WHAT THE TASK REQUIRES – Please say how many lines in the records below contain the word "name", giving only the number.
--*--
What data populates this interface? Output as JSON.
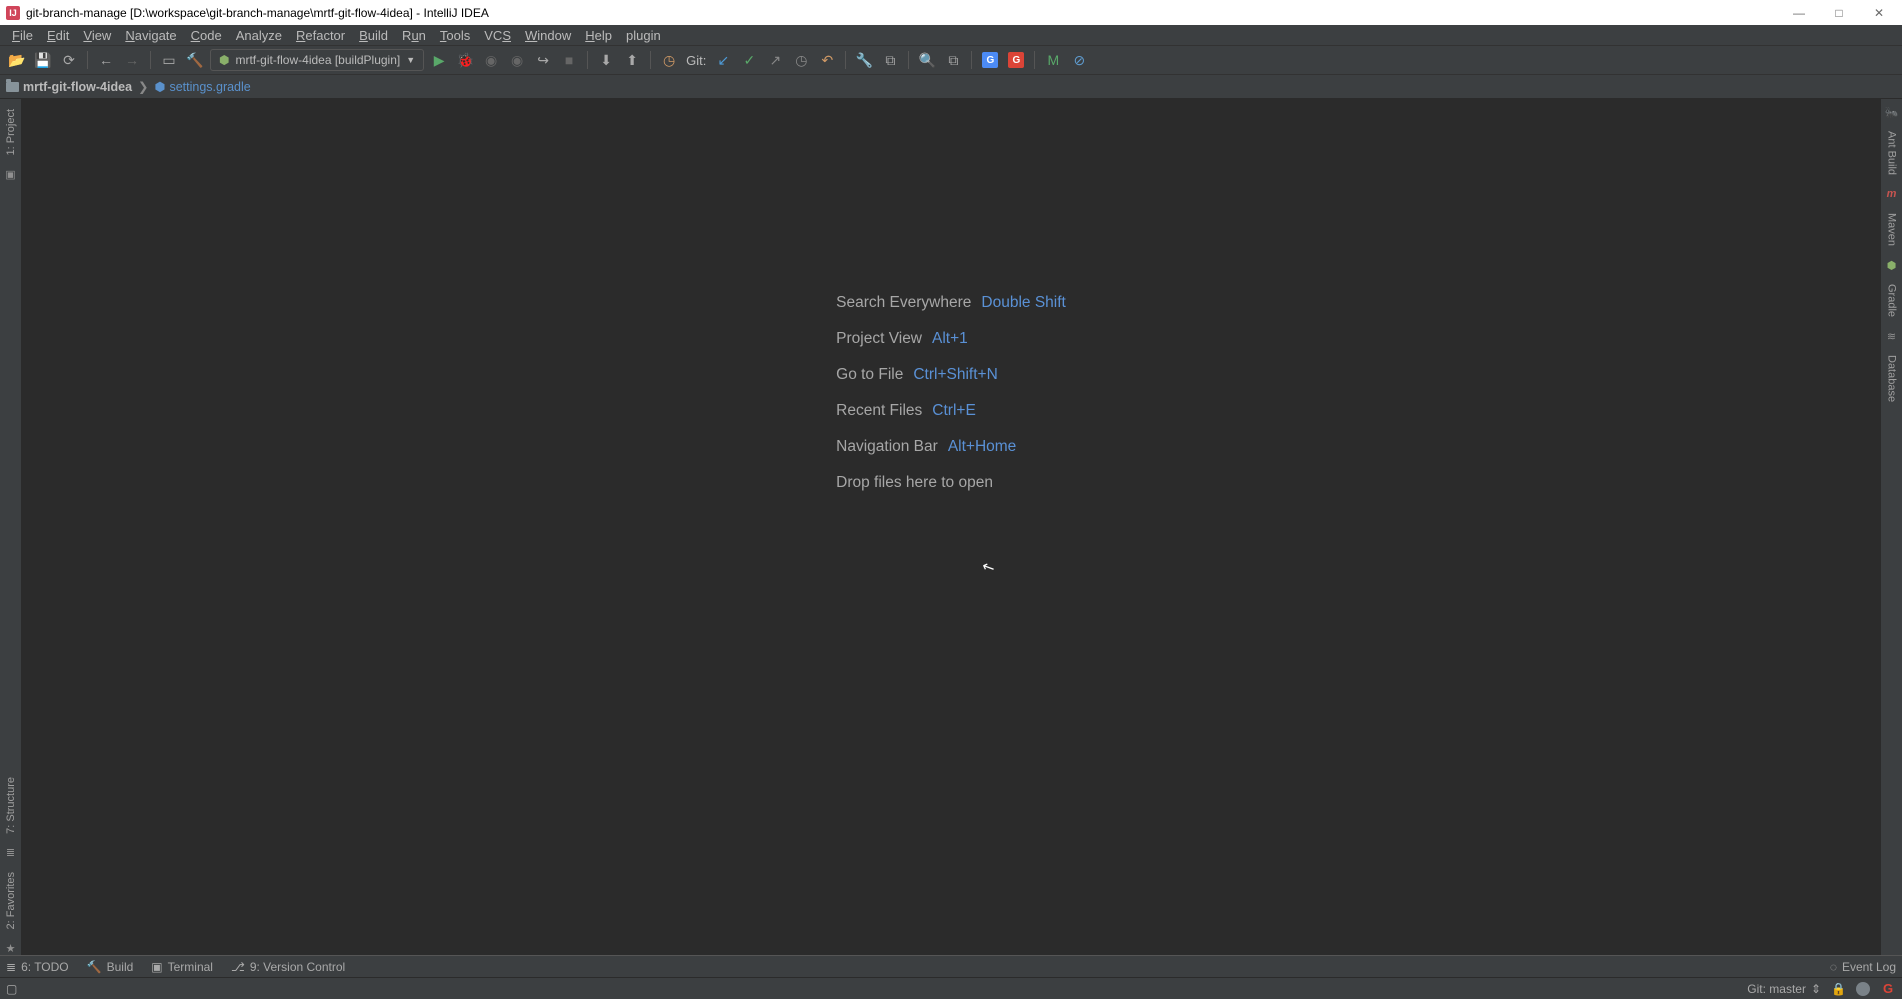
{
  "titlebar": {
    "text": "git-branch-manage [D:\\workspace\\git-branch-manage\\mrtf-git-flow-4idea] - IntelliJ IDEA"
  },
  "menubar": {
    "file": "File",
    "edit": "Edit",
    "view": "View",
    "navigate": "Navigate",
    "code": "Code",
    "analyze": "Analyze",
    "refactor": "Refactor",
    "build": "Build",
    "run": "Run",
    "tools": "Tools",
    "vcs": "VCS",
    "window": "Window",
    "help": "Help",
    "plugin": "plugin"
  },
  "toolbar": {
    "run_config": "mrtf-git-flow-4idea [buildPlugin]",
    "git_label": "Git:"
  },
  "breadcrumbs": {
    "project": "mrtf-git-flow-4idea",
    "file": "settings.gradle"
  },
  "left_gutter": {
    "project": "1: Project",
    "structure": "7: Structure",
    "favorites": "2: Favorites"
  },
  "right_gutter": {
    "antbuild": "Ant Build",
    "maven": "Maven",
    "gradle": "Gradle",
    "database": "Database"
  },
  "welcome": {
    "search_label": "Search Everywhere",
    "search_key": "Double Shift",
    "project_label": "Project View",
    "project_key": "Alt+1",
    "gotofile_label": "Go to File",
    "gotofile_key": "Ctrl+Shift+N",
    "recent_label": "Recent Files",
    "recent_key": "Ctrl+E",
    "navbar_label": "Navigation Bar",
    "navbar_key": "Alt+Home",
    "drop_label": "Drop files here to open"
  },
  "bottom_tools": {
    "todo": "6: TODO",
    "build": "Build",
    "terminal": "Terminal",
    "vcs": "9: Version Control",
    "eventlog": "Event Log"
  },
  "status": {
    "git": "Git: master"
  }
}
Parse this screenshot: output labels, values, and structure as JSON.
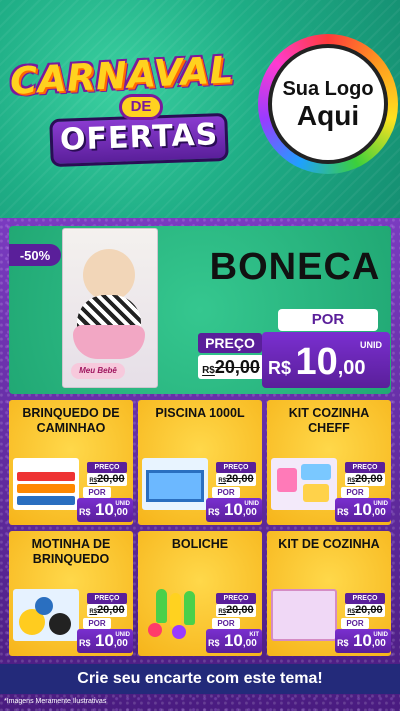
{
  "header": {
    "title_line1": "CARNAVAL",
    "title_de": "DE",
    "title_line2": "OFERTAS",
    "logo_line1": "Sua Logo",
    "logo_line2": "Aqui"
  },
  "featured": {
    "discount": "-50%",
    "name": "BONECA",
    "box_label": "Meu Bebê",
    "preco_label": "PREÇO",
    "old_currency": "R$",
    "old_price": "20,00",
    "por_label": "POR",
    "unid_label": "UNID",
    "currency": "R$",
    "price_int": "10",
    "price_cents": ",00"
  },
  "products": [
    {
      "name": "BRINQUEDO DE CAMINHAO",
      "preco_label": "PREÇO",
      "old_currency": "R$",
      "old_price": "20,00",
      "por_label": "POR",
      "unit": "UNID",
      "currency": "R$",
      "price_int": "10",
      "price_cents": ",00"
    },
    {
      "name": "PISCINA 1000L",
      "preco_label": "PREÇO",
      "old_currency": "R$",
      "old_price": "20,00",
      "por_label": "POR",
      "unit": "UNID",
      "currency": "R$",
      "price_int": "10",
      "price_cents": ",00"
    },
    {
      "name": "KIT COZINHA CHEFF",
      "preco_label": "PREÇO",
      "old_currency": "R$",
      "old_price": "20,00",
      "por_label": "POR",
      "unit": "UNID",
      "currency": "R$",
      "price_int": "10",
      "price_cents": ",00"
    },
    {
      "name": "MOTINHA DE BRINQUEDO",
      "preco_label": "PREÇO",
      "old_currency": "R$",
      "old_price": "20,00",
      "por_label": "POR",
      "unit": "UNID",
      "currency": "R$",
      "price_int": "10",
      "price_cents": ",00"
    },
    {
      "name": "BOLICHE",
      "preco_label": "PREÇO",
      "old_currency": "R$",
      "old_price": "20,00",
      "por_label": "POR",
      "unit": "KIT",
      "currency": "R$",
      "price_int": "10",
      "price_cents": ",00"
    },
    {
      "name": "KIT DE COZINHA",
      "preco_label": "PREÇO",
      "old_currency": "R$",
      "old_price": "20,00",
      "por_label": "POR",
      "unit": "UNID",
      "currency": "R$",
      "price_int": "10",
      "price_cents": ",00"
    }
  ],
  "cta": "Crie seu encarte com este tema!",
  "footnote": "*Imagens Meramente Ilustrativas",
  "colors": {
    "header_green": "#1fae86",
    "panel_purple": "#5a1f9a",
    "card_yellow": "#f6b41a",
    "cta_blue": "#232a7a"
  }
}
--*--
ANSWER TO THIS PROBLEM – 7